Last week I began my second year of online learning with a 7th grade class in Deerfield Illinois. For me, living in Israel, this means waking up at 3:00a.m. to teach the 7:00p.m. Deerfield class. But despite the challenge (it usually takes me through Shabbat to get my internal clock back on track) I enjoy the interaction with the kids who are engaged, curious and ready to explore new concepts and ideas.
My 2014 class started off on an awkward note. We are using the Webex conferencing software to facilitate the class and, immediately after I launched the class, I received a message from Webex to tell me that the "audio part of the conference is not working today." Since the class runs for half an hour, there seemed to be no reason to close the class and start it again which would have taken up more than half the class time so we decided to conduct the entire class on chat.
Luckily I'm a fast typist and I spent the next hour typing my heart out -- answering the kids' chat questions and comments, giving them directions and providing them with an overview of what subjects would be covered during their 9-week class on "Israel."
The second challenge occurred when Facebook failed me. To show the kids some of the unique aspects of Israel I had planned to have them take a look at the Facebook "Only In Israel" page. (https://www.facebook.com/groups/OnlyInIsrael/). I created a username and password so that the students would be able to click in but Facebook doesn't like multiple sign-ins from multiple devices and they effectively blocked my activity.
Live and learn. We moved on to the next activity and I quickly located an appropriate video that would fill in the class time.

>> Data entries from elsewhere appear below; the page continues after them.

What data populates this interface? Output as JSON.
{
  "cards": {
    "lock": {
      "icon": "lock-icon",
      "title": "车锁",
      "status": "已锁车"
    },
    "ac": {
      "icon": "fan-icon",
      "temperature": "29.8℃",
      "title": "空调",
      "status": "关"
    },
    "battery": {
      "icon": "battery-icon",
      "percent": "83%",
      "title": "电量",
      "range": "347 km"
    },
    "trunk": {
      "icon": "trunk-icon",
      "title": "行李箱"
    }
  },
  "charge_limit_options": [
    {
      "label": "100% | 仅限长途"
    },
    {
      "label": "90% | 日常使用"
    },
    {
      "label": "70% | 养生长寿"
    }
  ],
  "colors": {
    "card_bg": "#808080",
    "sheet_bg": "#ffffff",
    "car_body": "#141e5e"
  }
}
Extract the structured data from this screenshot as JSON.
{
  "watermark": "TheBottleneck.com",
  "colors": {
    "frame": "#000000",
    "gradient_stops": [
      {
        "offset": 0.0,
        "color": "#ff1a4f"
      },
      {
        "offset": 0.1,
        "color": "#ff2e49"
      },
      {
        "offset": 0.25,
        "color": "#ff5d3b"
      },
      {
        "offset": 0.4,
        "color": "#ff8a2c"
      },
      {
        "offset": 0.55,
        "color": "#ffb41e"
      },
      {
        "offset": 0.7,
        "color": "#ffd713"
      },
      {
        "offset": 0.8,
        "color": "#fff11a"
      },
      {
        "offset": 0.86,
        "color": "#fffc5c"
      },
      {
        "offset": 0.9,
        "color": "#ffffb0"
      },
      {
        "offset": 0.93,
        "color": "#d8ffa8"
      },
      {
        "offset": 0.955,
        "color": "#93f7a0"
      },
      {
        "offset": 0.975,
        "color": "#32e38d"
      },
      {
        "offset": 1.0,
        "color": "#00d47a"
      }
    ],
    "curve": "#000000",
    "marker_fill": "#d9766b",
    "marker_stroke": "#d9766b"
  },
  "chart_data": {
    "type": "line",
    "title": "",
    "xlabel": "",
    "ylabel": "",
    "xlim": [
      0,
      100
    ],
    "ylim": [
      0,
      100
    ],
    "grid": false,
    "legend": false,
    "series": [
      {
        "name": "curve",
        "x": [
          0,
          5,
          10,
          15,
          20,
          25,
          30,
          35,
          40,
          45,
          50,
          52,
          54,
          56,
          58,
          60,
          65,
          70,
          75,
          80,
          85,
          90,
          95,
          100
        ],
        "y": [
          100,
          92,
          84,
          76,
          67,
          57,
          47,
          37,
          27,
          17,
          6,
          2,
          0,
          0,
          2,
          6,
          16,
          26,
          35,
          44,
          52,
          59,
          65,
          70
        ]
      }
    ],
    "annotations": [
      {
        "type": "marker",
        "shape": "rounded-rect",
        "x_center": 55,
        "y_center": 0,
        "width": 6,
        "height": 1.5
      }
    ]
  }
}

1. There's more than one way to skin a cat. If something goes wrong, you can usually find your way around it and should be prepared to do so. In the future, I'm going to make sure that I always have an alternate platform available -- probably Skype. I don't like skype as well as Webex because it doesn't offer the same opportunity to post documents, videos and other materials directly on the screen. However, it would have been a lot easier to have moved over to Skype and continue the class there than to type like a madwoman for 60 minutes.
2. Always have a back-up lesson plan. I've found that, for a half-hour lesson, we generally have time for 2-3 activities including preparatory activities, the core information that I want to present and follow-up activities. It's important to have one extra activity ready to supplement anything that doesn't work.
When you're counting on technology to facilitate your lesson plan, you might as well assume that something won't work. If everything goes smoothly, that's great. But I will, in the future, be preparing a back-up plan for all of my lessons.
3. The kids will give you the benefit of the doubt. I don't think that I could get away with a chat lesson a second time but here, the students were willing to give me the benefit of the doubt. They participated fully and we completed the material. It didn't go as any of us had intended but no one took advantage of the technological lapse and they did their best to ensure that the lesson was, under the conditions, a success.